Now, she pelted out of the garage onto Noe Street, then across the Bay Bridge, took Highway 580, then down 99 to Madera. According to the National Weather Service app on her smartphone, a winter storm warning was in effect with the snow level as low as two thousand feet. Exiting at Madera, she checked her rearview mirror for followers, no one exited or joined her at the stoplight.
She wound through Madera to Highway 41 then turned toward Yosemite National Park. Snowflakes appeared mixed with the rain at an abandoned bar appropriately named Snowline outside of Oakhurst. At first, the snow slid off the window, nearer rain than snow. Then the rain bounced, nearer ice than snow, finally settling into a wind-driven blizzard. The chain-in station at Big Cedar Springs, a broad curve in the road, was unmanned. She eased past, her windshield wipers smearing frozen snow. Her Lexus handled well on the plowed, sanded roads, but got progressively sloppy on each of the three roads to the property.
Between windshield wiper swipes, the window iced. Soon, only the bottom third of the window was clear. She dialed up the defroster then leaned forward to see. Nearly missing her turn, she skidded onto the rutted tire-track lane that swung through the neighboring parcel. The car slewed violently to the left. The passenger side slammed against the trunk of a tree. Glass shattered. The passenger door creaked inward. She kicked the driver’s side door open and scrambled out. Six inches away, a cliff plunged two-hundred feet to a rumbling, leaping river. She pounded on the hood of her Lexus.
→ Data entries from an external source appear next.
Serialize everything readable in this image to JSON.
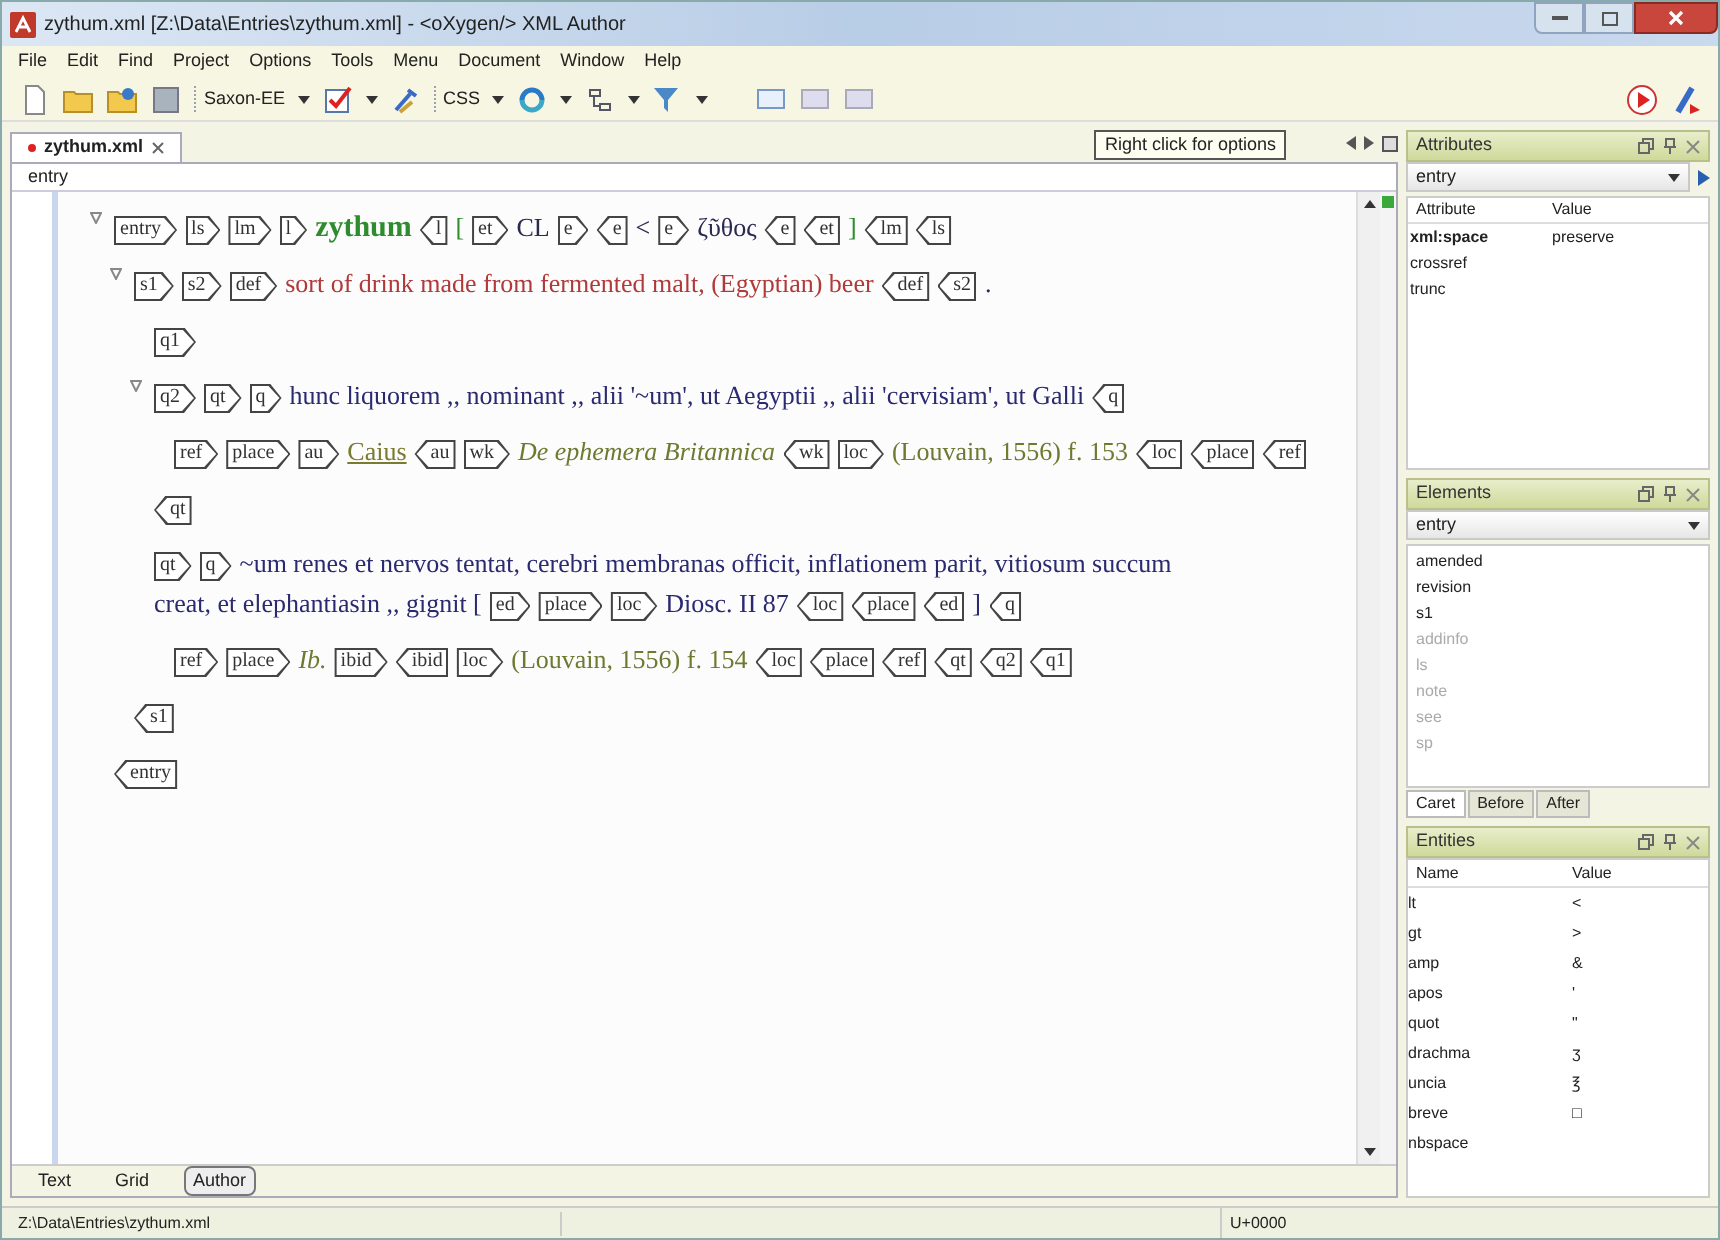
{
  "window": {
    "title": "zythum.xml [Z:\\Data\\Entries\\zythum.xml] - <oXygen/> XML Author"
  },
  "menu": [
    "File",
    "Edit",
    "Find",
    "Project",
    "Options",
    "Tools",
    "Menu",
    "Document",
    "Window",
    "Help"
  ],
  "toolbar": {
    "transformer": "Saxon-EE",
    "css": "CSS"
  },
  "editor_tab": {
    "label": "zythum.xml",
    "modified": true
  },
  "tooltip": "Right click for options",
  "breadcrumb": "entry",
  "document": [
    {
      "expanded": true,
      "tokens": [
        {
          "kind": "open",
          "label": "entry"
        },
        {
          "kind": "open",
          "label": "ls"
        },
        {
          "kind": "open",
          "label": "lm"
        },
        {
          "kind": "open",
          "label": "l"
        },
        {
          "kind": "headword",
          "text": "zythum"
        },
        {
          "kind": "close",
          "label": "l"
        },
        {
          "kind": "bracket",
          "text": "["
        },
        {
          "kind": "open",
          "label": "et"
        },
        {
          "kind": "plain",
          "text": "CL"
        },
        {
          "kind": "open",
          "label": "e"
        },
        {
          "kind": "close",
          "label": "e"
        },
        {
          "kind": "plain",
          "text": "<"
        },
        {
          "kind": "open",
          "label": "e"
        },
        {
          "kind": "plain",
          "text": "ζῦθος"
        },
        {
          "kind": "close",
          "label": "e"
        },
        {
          "kind": "close",
          "label": "et"
        },
        {
          "kind": "bracket",
          "text": "]"
        },
        {
          "kind": "close",
          "label": "lm"
        },
        {
          "kind": "close",
          "label": "ls"
        }
      ],
      "children": [
        {
          "expanded": true,
          "tokens": [
            {
              "kind": "open",
              "label": "s1"
            },
            {
              "kind": "open",
              "label": "s2"
            },
            {
              "kind": "open",
              "label": "def"
            },
            {
              "kind": "definition",
              "text": "sort of drink made from fermented malt, (Egyptian) beer"
            },
            {
              "kind": "close",
              "label": "def"
            },
            {
              "kind": "close",
              "label": "s2"
            },
            {
              "kind": "plain",
              "text": "."
            }
          ],
          "children": [
            {
              "tokens": [
                {
                  "kind": "open",
                  "label": "q1"
                }
              ]
            },
            {
              "expanded": true,
              "tokens": [
                {
                  "kind": "open",
                  "label": "q2"
                },
                {
                  "kind": "open",
                  "label": "qt"
                },
                {
                  "kind": "open",
                  "label": "q"
                },
                {
                  "kind": "quote",
                  "text": "hunc liquorem ,, nominant ,, alii '~um', ut Aegyptii ,, alii 'cervisiam', ut Galli"
                },
                {
                  "kind": "close",
                  "label": "q"
                }
              ],
              "children": [
                {
                  "tokens": [
                    {
                      "kind": "open",
                      "label": "ref"
                    },
                    {
                      "kind": "open",
                      "label": "place"
                    },
                    {
                      "kind": "open",
                      "label": "au"
                    },
                    {
                      "kind": "author",
                      "text": "Caius"
                    },
                    {
                      "kind": "close",
                      "label": "au"
                    },
                    {
                      "kind": "open",
                      "label": "wk"
                    },
                    {
                      "kind": "title",
                      "text": "De ephemera Britannica"
                    },
                    {
                      "kind": "close",
                      "label": "wk"
                    },
                    {
                      "kind": "open",
                      "label": "loc"
                    },
                    {
                      "kind": "locus",
                      "text": "(Louvain, 1556) f. 153"
                    },
                    {
                      "kind": "close",
                      "label": "loc"
                    },
                    {
                      "kind": "close",
                      "label": "place"
                    },
                    {
                      "kind": "close",
                      "label": "ref"
                    }
                  ]
                }
              ]
            },
            {
              "tokens": [
                {
                  "kind": "close",
                  "label": "qt"
                }
              ]
            },
            {
              "tokens": [
                {
                  "kind": "open",
                  "label": "qt"
                },
                {
                  "kind": "open",
                  "label": "q"
                },
                {
                  "kind": "quote",
                  "text": "~um renes et nervos tentat, cerebri membranas officit, inflationem parit, vitiosum succum"
                },
                {
                  "kind": "quote",
                  "text": "creat, et elephantiasin ,, gignit ["
                },
                {
                  "kind": "open",
                  "label": "ed"
                },
                {
                  "kind": "open",
                  "label": "place"
                },
                {
                  "kind": "open",
                  "label": "loc"
                },
                {
                  "kind": "quote",
                  "text": "Diosc. II 87"
                },
                {
                  "kind": "close",
                  "label": "loc"
                },
                {
                  "kind": "close",
                  "label": "place"
                },
                {
                  "kind": "close",
                  "label": "ed"
                },
                {
                  "kind": "quote",
                  "text": "]"
                },
                {
                  "kind": "close",
                  "label": "q"
                }
              ],
              "children": [
                {
                  "tokens": [
                    {
                      "kind": "open",
                      "label": "ref"
                    },
                    {
                      "kind": "open",
                      "label": "place"
                    },
                    {
                      "kind": "title",
                      "text": "Ib."
                    },
                    {
                      "kind": "open",
                      "label": "ibid"
                    },
                    {
                      "kind": "close",
                      "label": "ibid"
                    },
                    {
                      "kind": "open",
                      "label": "loc"
                    },
                    {
                      "kind": "locus",
                      "text": "(Louvain, 1556) f. 154"
                    },
                    {
                      "kind": "close",
                      "label": "loc"
                    },
                    {
                      "kind": "close",
                      "label": "place"
                    },
                    {
                      "kind": "close",
                      "label": "ref"
                    },
                    {
                      "kind": "close",
                      "label": "qt"
                    },
                    {
                      "kind": "close",
                      "label": "q2"
                    },
                    {
                      "kind": "close",
                      "label": "q1"
                    }
                  ]
                }
              ]
            }
          ]
        },
        {
          "tokens": [
            {
              "kind": "close",
              "label": "s1"
            }
          ]
        }
      ]
    },
    {
      "tokens": [
        {
          "kind": "close",
          "label": "entry"
        }
      ]
    }
  ],
  "view_tabs": [
    {
      "label": "Text",
      "selected": false
    },
    {
      "label": "Grid",
      "selected": false
    },
    {
      "label": "Author",
      "selected": true
    }
  ],
  "attributes_panel": {
    "title": "Attributes",
    "element": "entry",
    "columns": [
      "Attribute",
      "Value"
    ],
    "rows": [
      {
        "name": "xml:space",
        "value": "preserve",
        "set": true
      },
      {
        "name": "crossref",
        "set": false
      },
      {
        "name": "trunc",
        "set": false
      }
    ]
  },
  "elements_panel": {
    "title": "Elements",
    "element": "entry",
    "items": [
      {
        "label": "amended",
        "disabled": false
      },
      {
        "label": "revision",
        "disabled": false
      },
      {
        "label": "s1",
        "disabled": false
      },
      {
        "label": "addinfo",
        "disabled": true
      },
      {
        "label": "ls",
        "disabled": true
      },
      {
        "label": "note",
        "disabled": true
      },
      {
        "label": "see",
        "disabled": true
      },
      {
        "label": "sp",
        "disabled": true
      }
    ],
    "tabs": [
      {
        "label": "Caret",
        "selected": true
      },
      {
        "label": "Before",
        "selected": false
      },
      {
        "label": "After",
        "selected": false
      }
    ]
  },
  "entities_panel": {
    "title": "Entities",
    "columns": [
      "Name",
      "Value"
    ],
    "rows": [
      {
        "name": "lt",
        "value": "<"
      },
      {
        "name": "gt",
        "value": ">"
      },
      {
        "name": "amp",
        "value": "&"
      },
      {
        "name": "apos",
        "value": "'"
      },
      {
        "name": "quot",
        "value": "\""
      },
      {
        "name": "drachma",
        "value": "ʒ"
      },
      {
        "name": "uncia",
        "value": "℥"
      },
      {
        "name": "breve",
        "value": "□"
      },
      {
        "name": "nbspace"
      }
    ]
  },
  "status_bar": {
    "path": "Z:\\Data\\Entries\\zythum.xml",
    "code_point": "U+0000"
  }
}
Vented, she took stock of her circumstances. She had to act fast, slight depressions in the snow marked the path to the property, soon the narrow parallel lines that defined it would be hidden under the deepening snow. She snuggled into her REI parka then slid around the car to the trunk for her hatchet. Hatchet in hand, she built a crude cache of small branches chinked with pine needles to keep her suitcases and her party clothes dry, at least until the next thaw, possibly the next day. The weather was fickle at this altitude.
After approving her work, she shrugged into the straps of her green camouflage print knapsack and hung her shoulder purse around her neck. The pack was stocked with freeze-dried foods, a backpacking stove, utensils, and other essential gear. With a backward glance, she started up the snowy lane. A moment later, she stopped. If the Lexus were found, she’d be tracked down in a matter of days. She trotted back to her car. She pulled one of those tools that include a spoon, scissors, a screwdriver, and knives from a side pocket of the knapsack. She fingered open a blade and slit the palm of her left hand.
When the blood flowed, she dabbed it on any surface that seemed logical, including the broken window. Satisfied, she started the car, turned the wheels sharply away from the tree, threw it into gear, pushed, and jumped back. The car bounded down the cliff into the icy stream below dislodging snow-capped rocks and thundering into the hush of snowfall. The car didn’t explode. Instead, it nosed down into the water, its back wheels spinning. She wrapped a scarf around the cut in her hand and disappeared into the swirling wall of the storm, the wind wailing with her every step.
She awoke on a bed of pine boughs and gunny sacks, immobilized by hypothermia, bruised, and hungry, a man’s hand clamped across her mouth. When asked who she was, the name, Jessie Woods tumbled from her lips.